* About this task *
Your task is to restate the data word for word.

* Extracted information *
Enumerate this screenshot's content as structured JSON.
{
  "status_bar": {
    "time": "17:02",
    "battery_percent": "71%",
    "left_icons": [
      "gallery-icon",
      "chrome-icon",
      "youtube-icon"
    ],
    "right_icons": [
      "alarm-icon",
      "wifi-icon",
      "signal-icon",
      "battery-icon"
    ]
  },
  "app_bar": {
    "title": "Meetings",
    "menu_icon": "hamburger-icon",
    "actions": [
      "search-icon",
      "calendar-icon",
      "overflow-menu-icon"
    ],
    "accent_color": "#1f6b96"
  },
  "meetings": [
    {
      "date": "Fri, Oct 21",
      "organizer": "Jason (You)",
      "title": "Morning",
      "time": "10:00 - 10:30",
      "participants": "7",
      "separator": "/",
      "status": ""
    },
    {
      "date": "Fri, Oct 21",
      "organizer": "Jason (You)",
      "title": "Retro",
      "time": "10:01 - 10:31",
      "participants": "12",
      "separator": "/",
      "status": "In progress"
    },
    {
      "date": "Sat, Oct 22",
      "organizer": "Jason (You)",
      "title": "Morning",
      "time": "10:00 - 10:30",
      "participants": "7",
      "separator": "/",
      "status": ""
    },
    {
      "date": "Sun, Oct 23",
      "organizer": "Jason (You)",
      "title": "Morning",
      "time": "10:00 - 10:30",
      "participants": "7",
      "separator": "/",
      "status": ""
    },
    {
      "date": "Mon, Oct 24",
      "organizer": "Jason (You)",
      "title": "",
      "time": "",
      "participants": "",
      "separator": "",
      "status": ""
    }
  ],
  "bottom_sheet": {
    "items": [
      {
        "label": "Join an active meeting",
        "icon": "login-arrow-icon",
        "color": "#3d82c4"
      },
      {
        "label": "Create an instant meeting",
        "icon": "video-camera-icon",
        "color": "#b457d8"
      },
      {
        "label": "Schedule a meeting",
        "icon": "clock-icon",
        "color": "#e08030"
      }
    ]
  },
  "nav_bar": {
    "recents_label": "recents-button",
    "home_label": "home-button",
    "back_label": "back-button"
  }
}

* Final answer *
Enumerate this screenshot's content as structured JSON.
{
  "status_bar": {
    "time": "17:02",
    "battery_percent": "71%",
    "left_icons": [
      "gallery-icon",
      "chrome-icon",
      "youtube-icon"
    ],
    "right_icons": [
      "alarm-icon",
      "wifi-icon",
      "signal-icon",
      "battery-icon"
    ]
  },
  "app_bar": {
    "title": "Meetings",
    "menu_icon": "hamburger-icon",
    "actions": [
      "search-icon",
      "calendar-icon",
      "overflow-menu-icon"
    ],
    "accent_color": "#1f6b96"
  },
  "meetings": [
    {
      "date": "Fri, Oct 21",
      "organizer": "Jason (You)",
      "title": "Morning",
      "time": "10:00 - 10:30",
      "participants": "7",
      "separator": "/",
      "status": ""
    },
    {
      "date": "Fri, Oct 21",
      "organizer": "Jason (You)",
      "title": "Retro",
      "time": "10:01 - 10:31",
      "participants": "12",
      "separator": "/",
      "status": "In progress"
    },
    {
      "date": "Sat, Oct 22",
      "organizer": "Jason (You)",
      "title": "Morning",
      "time": "10:00 - 10:30",
      "participants": "7",
      "separator": "/",
      "status": ""
    },
    {
      "date": "Sun, Oct 23",
      "organizer": "Jason (You)",
      "title": "Morning",
      "time": "10:00 - 10:30",
      "participants": "7",
      "separator": "/",
      "status": ""
    },
    {
      "date": "Mon, Oct 24",
      "organizer": "Jason (You)",
      "title": "",
      "time": "",
      "participants": "",
      "separator": "",
      "status": ""
    }
  ],
  "bottom_sheet": {
    "items": [
      {
        "label": "Join an active meeting",
        "icon": "login-arrow-icon",
        "color": "#3d82c4"
      },
      {
        "label": "Create an instant meeting",
        "icon": "video-camera-icon",
        "color": "#b457d8"
      },
      {
        "label": "Schedule a meeting",
        "icon": "clock-icon",
        "color": "#e08030"
      }
    ]
  },
  "nav_bar": {
    "recents_label": "recents-button",
    "home_label": "home-button",
    "back_label": "back-button"
  }
}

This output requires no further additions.